When you sell your home, it’s crucial to account for these costs in your financial planning. The longer you wait to sell, the more likely you are to have built up enough equity in your home to cover these closing costs without drastically impacting your profit. Moreover, if you’re in a seller’s market where property values are on the rise, your home’s value could increase enough over time to offset these costs. Nevertheless, always remember to factor in closing costs when assessing the net proceeds from your home sale.
Consulting with a real estate professional can help you gain a clearer picture of these costs and how they can affect your decision to sell.
Do’s and Don’ts When Selling a House After 3 Years of Owning It
Navigating the real estate market can be a daunting task, especially when you’re contemplating selling a home you’ve owned for merely three years. The decision to sell within such a short time frame comes with its own unique set of do’s and don’ts to maximize your profit and minimize potential complications.
Do’s When Selling a House After 3 Years of Owning It
- Do Conduct a Thorough Market Analysis: Understanding the current real estate market conditions in your locale is pivotal to setting a competitive sale price for your home.

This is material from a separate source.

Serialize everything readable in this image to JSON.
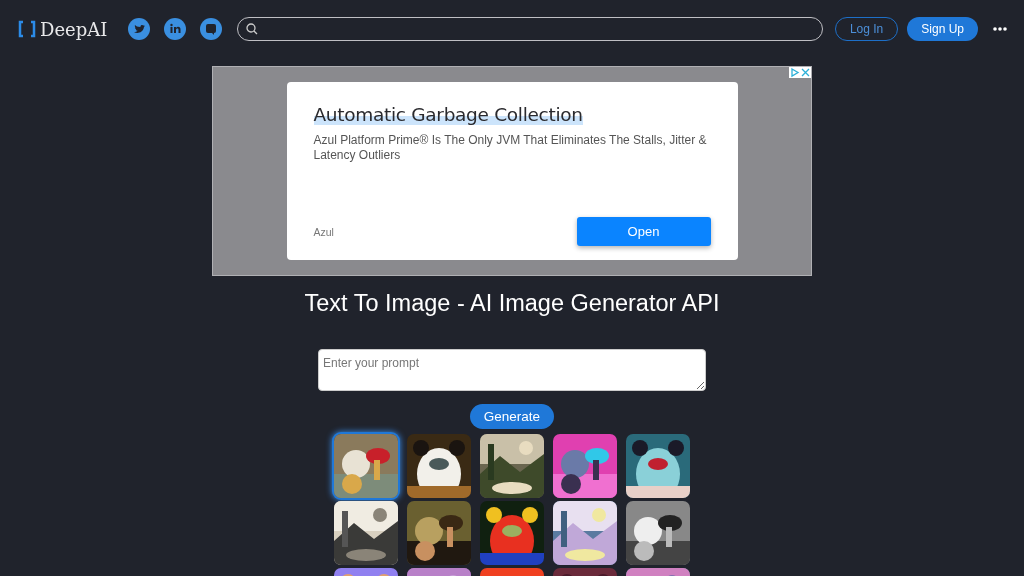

- Do Make Necessary Upgrades: Small enhancements can significantly increase your home’s market value. This could be as simple as repainting, landscaping, or fixing any pre-existing issues.
- Do Seek Professional Assistance: Engage with a real estate agent or a tax professional to ensure a smooth transaction and to understand the potential tax implications of your sale. However, remember to include agent commissions in the cost of selling your house. Realtor fees cost roughly 5-6% of the purchase price.
Don’ts When Selling a House After 3 Years of Owning It
- Don’t Forget About the Five-Year Rule: If you sell your primary residence before owning it for at least five years, you might not qualify for the IRS exemption on capital gains tax.
- Don’t Neglect Closing Costs: Overlooking the closing costs can lead to unexpected expenditures. Make sure to account for agent fees, transfer taxes, and other transaction costs.
- Don’t Rush the Process: Although you might be eager to sell, rushing might lead to unfavorable decisions. Take the time to understand your local market, get your home in its best shape, and ensure you’re financially prepared for the sale.
In conclusion, the decision to sell a home after just three years of ownership is a major one, with significant financial implications. Conducting a thorough market analysis, making necessary upgrades, and seeking professional assistance can help to maximize your profits. However, it’s essential to take ample time to understand the ins and outs of your local real estate market and to prepare financially for the sale.
They provide a fast and hassle-free selling process, often giving a fair cash offer, eliminating the need for repairs, and bypassing the lengthy escrow periods. Home buyers in Houston also don’t charge real estate agent commissions and may help with closing costs.
Whatever your choice may be, ensure it aligns with your financial goals and circumstances. Remember, the key to successful homeownership doesn’t just lie in the purchase, but also in a strategically timed and well-planned sale.